Connor O’Callaghan is being remembered as a child prodigy of the violin and a young man who had the potential to become a strong political and social force.
O’Callaghan drowned in a small lake in Nova Scotia on Sunday, July 8. Police say he had been on a flotation device with a woman and was not wearing a life-jacket when he fell in the water.
He was 28.
Born in Toronto, he grew up in the village of Mount Stewart, P.E.I.
He studied violin and fiddle under the tutelage of many renowned Maritime musicians, including the late Buddy MacMaster.
In 2000, O’Callaghan won the CBC/Guardian Great Island Kids award in the personal best category for his devotion to the violin and the charitable work he had accomplished by the age of 10.
He performed with the colourful late Island entertainer Urban Carmichael for several years in Celtic reviews based in Orwell Cove.
“He was eager and happy and diligent about the fiddle,’’ said Carmichael’s sister, musician Margie Carmichael.
“He was a great kid — a great boy. He loved playing.’’

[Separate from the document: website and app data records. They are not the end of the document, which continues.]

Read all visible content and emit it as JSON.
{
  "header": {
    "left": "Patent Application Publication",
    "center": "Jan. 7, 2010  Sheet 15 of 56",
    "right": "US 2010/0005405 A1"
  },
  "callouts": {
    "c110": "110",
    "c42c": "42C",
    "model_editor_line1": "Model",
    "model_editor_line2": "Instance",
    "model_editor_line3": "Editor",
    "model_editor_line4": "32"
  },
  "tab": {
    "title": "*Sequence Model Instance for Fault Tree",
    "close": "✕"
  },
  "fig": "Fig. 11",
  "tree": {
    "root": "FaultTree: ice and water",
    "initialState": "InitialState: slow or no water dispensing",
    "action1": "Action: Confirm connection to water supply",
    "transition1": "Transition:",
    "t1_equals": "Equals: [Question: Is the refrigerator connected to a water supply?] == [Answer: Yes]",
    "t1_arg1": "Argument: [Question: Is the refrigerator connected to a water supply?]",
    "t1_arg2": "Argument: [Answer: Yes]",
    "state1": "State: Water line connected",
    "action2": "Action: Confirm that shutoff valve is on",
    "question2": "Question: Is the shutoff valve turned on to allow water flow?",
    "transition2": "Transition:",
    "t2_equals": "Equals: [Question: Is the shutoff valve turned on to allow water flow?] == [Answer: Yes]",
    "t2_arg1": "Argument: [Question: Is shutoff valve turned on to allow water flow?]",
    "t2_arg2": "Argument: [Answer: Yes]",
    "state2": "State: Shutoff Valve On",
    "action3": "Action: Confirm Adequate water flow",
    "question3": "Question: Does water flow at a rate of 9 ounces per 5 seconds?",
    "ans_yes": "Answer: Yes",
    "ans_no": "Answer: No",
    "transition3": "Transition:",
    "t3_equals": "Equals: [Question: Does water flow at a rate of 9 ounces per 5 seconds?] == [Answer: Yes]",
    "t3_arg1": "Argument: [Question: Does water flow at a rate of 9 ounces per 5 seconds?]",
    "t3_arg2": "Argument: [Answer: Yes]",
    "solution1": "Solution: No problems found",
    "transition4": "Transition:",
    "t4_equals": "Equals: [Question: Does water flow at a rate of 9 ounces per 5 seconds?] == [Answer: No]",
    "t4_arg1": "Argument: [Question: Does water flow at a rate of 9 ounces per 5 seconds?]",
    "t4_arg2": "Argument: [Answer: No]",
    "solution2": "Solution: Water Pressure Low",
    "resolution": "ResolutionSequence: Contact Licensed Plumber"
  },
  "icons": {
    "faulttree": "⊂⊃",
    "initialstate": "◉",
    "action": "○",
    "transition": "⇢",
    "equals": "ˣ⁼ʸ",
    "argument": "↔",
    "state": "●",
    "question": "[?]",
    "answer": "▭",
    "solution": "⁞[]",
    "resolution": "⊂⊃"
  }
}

O’Callaghan, the great-grandson of internationally famous Irish musician and band leader Tim Maurice O’Callaghan, was among the youngest performers ever to play the ECMAs and the Stan Rogers Festival in Canso, N.S.
He performed on radio and television with many great Canadian musicians.
Carmichael says she feels deeply sorry for O’Callaghan’s mother, Suzanne.
“It’s the worst loss a person can have,’’ she said.
After graduating with honours from Morell Regional High School in 2008, O’Callaghan went on to graduate from Dalhousie University in Halifax then completed his master’s degree in social and political thought at York University and had been working toward the completion of his PhD.
He was described as a man looking to forge global intellectual friendships.
“He was coming from little P.E.I. and I think he was going to change the world,’’ says Carmichael. “The world sorely needs people like him.’’
A GoFundMe page set up for the family had raised about $14,000 as of mid-afternoon Monday.
Christa Flynn wrote on the page she is aiming to raise money for family of “an extraordinary young man’’ who had “so much ahead of him.’’
She noted O’Callaghan had travelled from his home in Toronto to surprise his mother, an artist who moved to P.E.I. in 1992 and began painting for a living while actively promoting and supporting women’s causes.
Sadly, the visit ended in tragedy with the young man’s drowning in Chocolate Lake.
“Please let’s help Suzanne with some of the difficult finances she has to face,’’ wrote Flynn.
Donations can be made at ca.gofundme.com/Chocolate-Lake-Drowninv.
A celebration of O’Callaghan’s life will be held on Saturday, July 21 at 10 a.m. at St. Theresa’s Roman Catholic Church, 6351 North St. in Halifax.